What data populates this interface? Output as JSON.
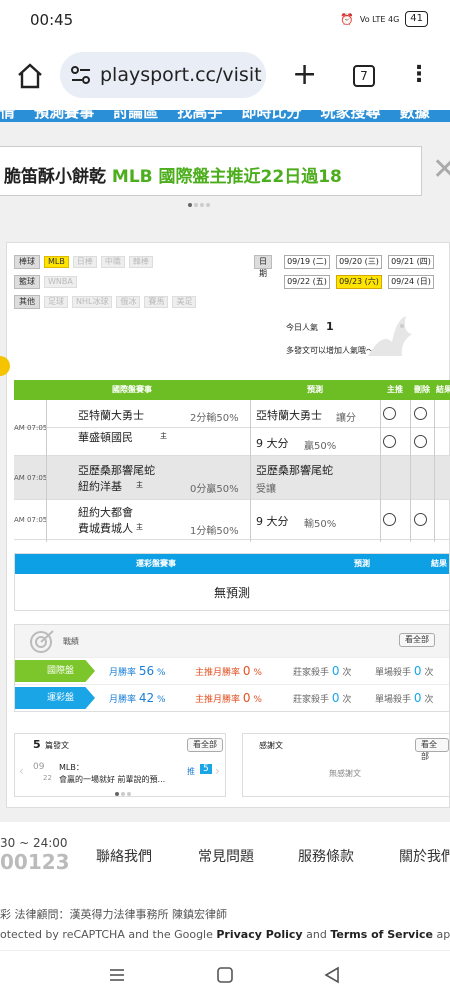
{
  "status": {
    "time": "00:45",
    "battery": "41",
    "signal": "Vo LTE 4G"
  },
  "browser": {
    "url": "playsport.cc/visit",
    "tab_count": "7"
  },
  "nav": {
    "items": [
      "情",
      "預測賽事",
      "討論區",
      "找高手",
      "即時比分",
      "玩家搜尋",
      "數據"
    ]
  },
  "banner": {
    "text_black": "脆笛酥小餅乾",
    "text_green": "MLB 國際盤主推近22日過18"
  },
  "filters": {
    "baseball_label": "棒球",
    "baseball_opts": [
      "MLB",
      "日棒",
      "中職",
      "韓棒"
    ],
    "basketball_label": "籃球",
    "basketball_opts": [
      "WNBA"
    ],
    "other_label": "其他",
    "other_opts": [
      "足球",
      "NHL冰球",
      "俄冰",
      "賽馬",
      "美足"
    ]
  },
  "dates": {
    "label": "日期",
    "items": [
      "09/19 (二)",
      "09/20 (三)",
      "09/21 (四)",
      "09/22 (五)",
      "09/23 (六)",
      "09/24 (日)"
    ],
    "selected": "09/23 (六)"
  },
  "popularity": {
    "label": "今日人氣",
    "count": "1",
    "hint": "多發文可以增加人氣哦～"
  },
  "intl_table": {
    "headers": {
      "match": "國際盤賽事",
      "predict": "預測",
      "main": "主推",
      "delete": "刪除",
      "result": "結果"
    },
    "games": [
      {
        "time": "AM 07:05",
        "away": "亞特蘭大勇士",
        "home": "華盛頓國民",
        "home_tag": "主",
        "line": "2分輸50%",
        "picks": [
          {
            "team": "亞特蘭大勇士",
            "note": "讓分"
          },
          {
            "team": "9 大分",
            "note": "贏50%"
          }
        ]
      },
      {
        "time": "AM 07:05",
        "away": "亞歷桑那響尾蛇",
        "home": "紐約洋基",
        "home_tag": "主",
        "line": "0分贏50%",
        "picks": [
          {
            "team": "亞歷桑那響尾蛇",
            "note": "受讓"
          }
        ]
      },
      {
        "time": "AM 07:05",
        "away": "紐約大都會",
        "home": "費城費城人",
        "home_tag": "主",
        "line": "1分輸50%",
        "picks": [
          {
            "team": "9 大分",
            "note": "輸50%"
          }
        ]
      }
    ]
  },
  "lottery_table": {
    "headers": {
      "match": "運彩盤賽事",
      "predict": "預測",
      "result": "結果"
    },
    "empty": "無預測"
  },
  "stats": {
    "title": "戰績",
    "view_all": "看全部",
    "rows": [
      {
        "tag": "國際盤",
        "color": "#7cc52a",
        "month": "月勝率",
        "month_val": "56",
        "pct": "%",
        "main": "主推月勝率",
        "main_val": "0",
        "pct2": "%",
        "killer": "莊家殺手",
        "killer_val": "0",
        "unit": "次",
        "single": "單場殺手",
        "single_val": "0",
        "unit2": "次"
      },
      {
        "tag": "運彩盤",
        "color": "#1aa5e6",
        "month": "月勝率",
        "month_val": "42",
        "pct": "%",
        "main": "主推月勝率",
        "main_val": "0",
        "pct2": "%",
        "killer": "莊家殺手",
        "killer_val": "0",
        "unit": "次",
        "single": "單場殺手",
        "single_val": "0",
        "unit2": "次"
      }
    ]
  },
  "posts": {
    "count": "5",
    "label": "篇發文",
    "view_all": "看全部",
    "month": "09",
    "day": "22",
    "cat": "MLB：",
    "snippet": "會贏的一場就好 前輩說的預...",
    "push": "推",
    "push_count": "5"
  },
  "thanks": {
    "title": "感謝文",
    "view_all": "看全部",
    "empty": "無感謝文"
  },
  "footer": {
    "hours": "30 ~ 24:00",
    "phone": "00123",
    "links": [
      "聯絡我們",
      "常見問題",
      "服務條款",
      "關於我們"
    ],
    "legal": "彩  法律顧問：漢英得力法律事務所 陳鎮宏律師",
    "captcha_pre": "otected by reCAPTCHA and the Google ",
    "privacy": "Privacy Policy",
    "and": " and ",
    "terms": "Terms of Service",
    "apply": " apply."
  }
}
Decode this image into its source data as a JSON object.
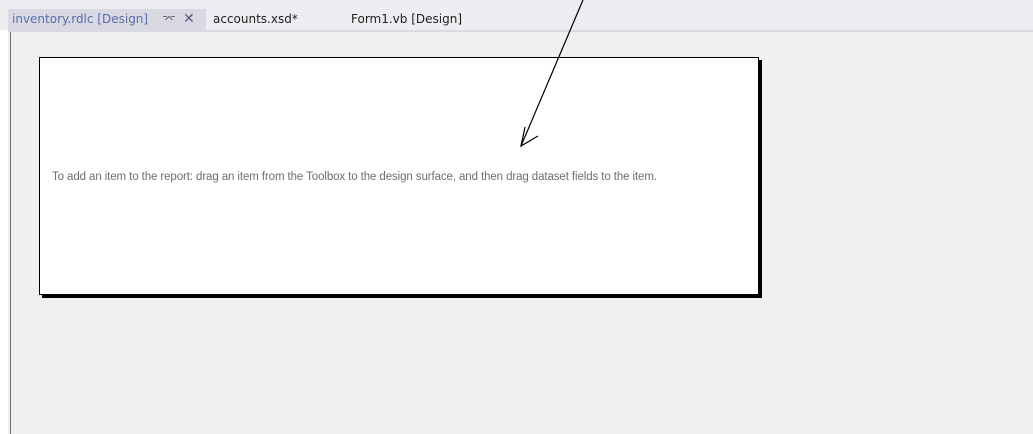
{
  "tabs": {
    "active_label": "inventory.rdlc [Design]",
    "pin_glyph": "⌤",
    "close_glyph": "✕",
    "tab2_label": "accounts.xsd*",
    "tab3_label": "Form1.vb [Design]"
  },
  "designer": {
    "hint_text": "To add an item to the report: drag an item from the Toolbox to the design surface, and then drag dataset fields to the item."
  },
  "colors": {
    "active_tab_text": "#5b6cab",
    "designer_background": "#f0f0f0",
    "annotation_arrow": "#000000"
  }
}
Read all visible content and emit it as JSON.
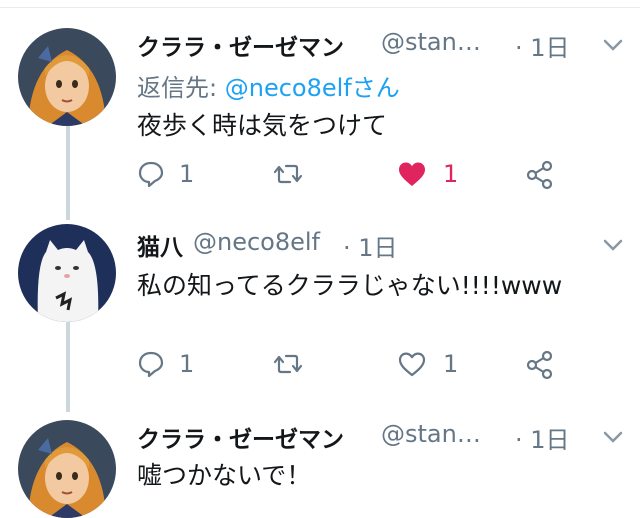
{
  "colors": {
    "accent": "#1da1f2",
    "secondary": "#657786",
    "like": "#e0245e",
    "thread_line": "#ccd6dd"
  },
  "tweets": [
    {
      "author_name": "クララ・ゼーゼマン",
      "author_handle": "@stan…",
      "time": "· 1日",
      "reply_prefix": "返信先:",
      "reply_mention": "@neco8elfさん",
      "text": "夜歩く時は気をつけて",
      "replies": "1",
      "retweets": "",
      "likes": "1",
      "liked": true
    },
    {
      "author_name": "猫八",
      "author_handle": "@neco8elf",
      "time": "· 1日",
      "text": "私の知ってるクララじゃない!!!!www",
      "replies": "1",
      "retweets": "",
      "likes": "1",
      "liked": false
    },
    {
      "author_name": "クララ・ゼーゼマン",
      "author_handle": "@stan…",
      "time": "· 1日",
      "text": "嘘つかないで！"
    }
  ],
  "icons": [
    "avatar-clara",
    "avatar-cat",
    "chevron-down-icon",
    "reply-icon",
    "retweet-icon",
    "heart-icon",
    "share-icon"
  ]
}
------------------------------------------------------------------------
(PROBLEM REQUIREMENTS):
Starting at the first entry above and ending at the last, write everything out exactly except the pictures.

(WRITTEN RESPONSE):
What data populates this interface? Output as JSON.
{
  "status": {
    "time": "00:45",
    "battery": "41",
    "signal": "Vo LTE 4G"
  },
  "browser": {
    "url": "playsport.cc/visit",
    "tab_count": "7"
  },
  "nav": {
    "items": [
      "情",
      "預測賽事",
      "討論區",
      "找高手",
      "即時比分",
      "玩家搜尋",
      "數據"
    ]
  },
  "banner": {
    "text_black": "脆笛酥小餅乾",
    "text_green": "MLB 國際盤主推近22日過18"
  },
  "filters": {
    "baseball_label": "棒球",
    "baseball_opts": [
      "MLB",
      "日棒",
      "中職",
      "韓棒"
    ],
    "basketball_label": "籃球",
    "basketball_opts": [
      "WNBA"
    ],
    "other_label": "其他",
    "other_opts": [
      "足球",
      "NHL冰球",
      "俄冰",
      "賽馬",
      "美足"
    ]
  },
  "dates": {
    "label": "日期",
    "items": [
      "09/19 (二)",
      "09/20 (三)",
      "09/21 (四)",
      "09/22 (五)",
      "09/23 (六)",
      "09/24 (日)"
    ],
    "selected": "09/23 (六)"
  },
  "popularity": {
    "label": "今日人氣",
    "count": "1",
    "hint": "多發文可以增加人氣哦～"
  },
  "intl_table": {
    "headers": {
      "match": "國際盤賽事",
      "predict": "預測",
      "main": "主推",
      "delete": "刪除",
      "result": "結果"
    },
    "games": [
      {
        "time": "AM 07:05",
        "away": "亞特蘭大勇士",
        "home": "華盛頓國民",
        "home_tag": "主",
        "line": "2分輸50%",
        "picks": [
          {
            "team": "亞特蘭大勇士",
            "note": "讓分"
          },
          {
            "team": "9 大分",
            "note": "贏50%"
          }
        ]
      },
      {
        "time": "AM 07:05",
        "away": "亞歷桑那響尾蛇",
        "home": "紐約洋基",
        "home_tag": "主",
        "line": "0分贏50%",
        "picks": [
          {
            "team": "亞歷桑那響尾蛇",
            "note": "受讓"
          }
        ]
      },
      {
        "time": "AM 07:05",
        "away": "紐約大都會",
        "home": "費城費城人",
        "home_tag": "主",
        "line": "1分輸50%",
        "picks": [
          {
            "team": "9 大分",
            "note": "輸50%"
          }
        ]
      }
    ]
  },
  "lottery_table": {
    "headers": {
      "match": "運彩盤賽事",
      "predict": "預測",
      "result": "結果"
    },
    "empty": "無預測"
  },
  "stats": {
    "title": "戰績",
    "view_all": "看全部",
    "rows": [
      {
        "tag": "國際盤",
        "color": "#7cc52a",
        "month": "月勝率",
        "month_val": "56",
        "pct": "%",
        "main": "主推月勝率",
        "main_val": "0",
        "pct2": "%",
        "killer": "莊家殺手",
        "killer_val": "0",
        "unit": "次",
        "single": "單場殺手",
        "single_val": "0",
        "unit2": "次"
      },
      {
        "tag": "運彩盤",
        "color": "#1aa5e6",
        "month": "月勝率",
        "month_val": "42",
        "pct": "%",
        "main": "主推月勝率",
        "main_val": "0",
        "pct2": "%",
        "killer": "莊家殺手",
        "killer_val": "0",
        "unit": "次",
        "single": "單場殺手",
        "single_val": "0",
        "unit2": "次"
      }
    ]
  },
  "posts": {
    "count": "5",
    "label": "篇發文",
    "view_all": "看全部",
    "month": "09",
    "day": "22",
    "cat": "MLB：",
    "snippet": "會贏的一場就好 前輩說的預...",
    "push": "推",
    "push_count": "5"
  },
  "thanks": {
    "title": "感謝文",
    "view_all": "看全部",
    "empty": "無感謝文"
  },
  "footer": {
    "hours": "30 ~ 24:00",
    "phone": "00123",
    "links": [
      "聯絡我們",
      "常見問題",
      "服務條款",
      "關於我們"
    ],
    "legal": "彩  法律顧問：漢英得力法律事務所 陳鎮宏律師",
    "captcha_pre": "otected by reCAPTCHA and the Google ",
    "privacy": "Privacy Policy",
    "and": " and ",
    "terms": "Terms of Service",
    "apply": " apply."
  }
}
Decode this image into its source data as a JSON object.
{
  "tabs": {
    "active_label": "inventory.rdlc [Design]",
    "pin_glyph": "⌤",
    "close_glyph": "✕",
    "tab2_label": "accounts.xsd*",
    "tab3_label": "Form1.vb [Design]"
  },
  "designer": {
    "hint_text": "To add an item to the report: drag an item from the Toolbox to the design surface, and then drag dataset fields to the item."
  },
  "colors": {
    "active_tab_text": "#5b6cab",
    "designer_background": "#f0f0f0",
    "annotation_arrow": "#000000"
  }
}
Read all visible content and emit it as JSON.
{
  "colors": {
    "accent": "#1da1f2",
    "secondary": "#657786",
    "like": "#e0245e",
    "thread_line": "#ccd6dd"
  },
  "tweets": [
    {
      "author_name": "クララ・ゼーゼマン",
      "author_handle": "@stan…",
      "time": "· 1日",
      "reply_prefix": "返信先:",
      "reply_mention": "@neco8elfさん",
      "text": "夜歩く時は気をつけて",
      "replies": "1",
      "retweets": "",
      "likes": "1",
      "liked": true
    },
    {
      "author_name": "猫八",
      "author_handle": "@neco8elf",
      "time": "· 1日",
      "text": "私の知ってるクララじゃない!!!!www",
      "replies": "1",
      "retweets": "",
      "likes": "1",
      "liked": false
    },
    {
      "author_name": "クララ・ゼーゼマン",
      "author_handle": "@stan…",
      "time": "· 1日",
      "text": "嘘つかないで！"
    }
  ],
  "icons": [
    "avatar-clara",
    "avatar-cat",
    "chevron-down-icon",
    "reply-icon",
    "retweet-icon",
    "heart-icon",
    "share-icon"
  ]
}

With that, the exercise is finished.